Last month, Daniel, a 21 year old student living in Rostov-on-Don, stood contemplatively, at the same spot where 68 years ago, his grandmother’s family was murdered.
On August 11-12, 1942, German soldiers herded 27,000 residents of Rostov – most of them Jewish citizens – to a secluded area at the edge of the city, where they were summarily executed.
It was the largest massacre of innocent civilians in Russia, and yet, until recently, information about it remained buried among the horrors of the Holocaust.
68 years later, survivors, relatives, and students of the Ohr Avner Jewish Day School, participated at a memorial event, last month, and vowed not to allow those murdered, to be forgotten.
At the event, a memorial project, initiated by Mr. Yuri Dombrovsky, a Moscow-based businessman, together with the Jewish community of Rostov headed by Rabbi Chaim Danzinger, was launched. The project’s goal is to gather names and specific information about the men, women and children murdered here.
Mr. Yevgeni Mavshovitch, 79, whose family escaped just before the Nazis entered the city, has already collected the names of 2500 Jewish victims massacred here.
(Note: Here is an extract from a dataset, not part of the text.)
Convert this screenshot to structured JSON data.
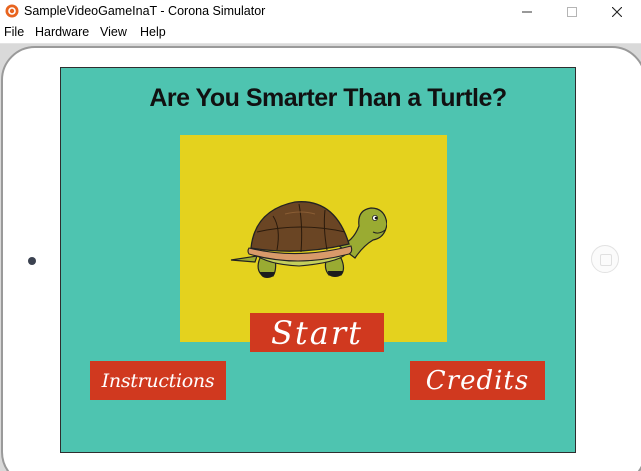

Most of the names collected thus far have been culled from government archives, but those involved in the project say they hope that survivors living all over the world will come forth with more information.
“The largest genocide of Jewish people in Russia took place right here. It is our responsibility that their memory be kept alive forever,” says Yevgeni.
With each passing year, the number of survivors who can offer testimony continues to shrink. Rabbi Chaim Danzinger, Chabad representative to Rostov, says “there is an urgent need to gather names, stories, and historical information while we still have an opportunity to hear about it from survivors of the war and their immediate relatives.”
Alena Yuritsina, a third grader, was at the event. “This was my first time at Zmievskaya Balka. Our teacher told us about the Nazis who killed so many Jews and civilians in our city of Rostov-on-don. “It was terrible to hear about such small children who were killed, and to be standing at the same place that it happened.”
Rabbi Danzinger is eager to see momentum grow for this project, and is urging readers wanting to learn more about the massacre, or anyone who can share information of relatives who may have been killed there, to visit: www.rememberingrostov.com.